BEGIN Records to use

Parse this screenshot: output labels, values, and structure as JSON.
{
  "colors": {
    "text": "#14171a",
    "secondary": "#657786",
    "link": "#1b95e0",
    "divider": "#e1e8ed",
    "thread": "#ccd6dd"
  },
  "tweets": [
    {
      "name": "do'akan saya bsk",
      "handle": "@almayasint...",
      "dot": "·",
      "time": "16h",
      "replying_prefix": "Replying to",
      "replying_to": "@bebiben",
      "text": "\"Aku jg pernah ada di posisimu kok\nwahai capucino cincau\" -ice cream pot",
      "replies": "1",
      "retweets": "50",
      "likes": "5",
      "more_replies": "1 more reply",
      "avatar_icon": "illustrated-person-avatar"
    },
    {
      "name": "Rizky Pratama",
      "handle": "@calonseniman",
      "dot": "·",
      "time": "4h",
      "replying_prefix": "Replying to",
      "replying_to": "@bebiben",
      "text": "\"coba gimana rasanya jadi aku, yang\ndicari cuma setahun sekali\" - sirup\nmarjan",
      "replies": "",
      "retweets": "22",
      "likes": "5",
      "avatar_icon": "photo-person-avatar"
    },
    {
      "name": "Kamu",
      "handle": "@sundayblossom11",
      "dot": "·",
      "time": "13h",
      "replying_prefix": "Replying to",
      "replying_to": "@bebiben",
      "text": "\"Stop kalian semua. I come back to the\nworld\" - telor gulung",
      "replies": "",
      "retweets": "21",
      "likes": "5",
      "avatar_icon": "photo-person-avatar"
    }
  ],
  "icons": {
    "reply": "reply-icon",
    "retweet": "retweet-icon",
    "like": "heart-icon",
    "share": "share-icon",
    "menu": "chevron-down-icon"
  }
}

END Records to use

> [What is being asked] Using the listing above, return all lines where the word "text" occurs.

> [Result of the task]
    "text": "#14171a",
      "text": "\"Aku jg pernah ada di posisimu kok\nwahai capucino cincau\" -ice cream pot",
      "text": "\"coba gimana rasanya jadi aku, yang\ndicari cuma setahun sekali\" - sirup\nmarjan",
      "text": "\"Stop kalian semua. I come back to the\nworld\" - telor gulung",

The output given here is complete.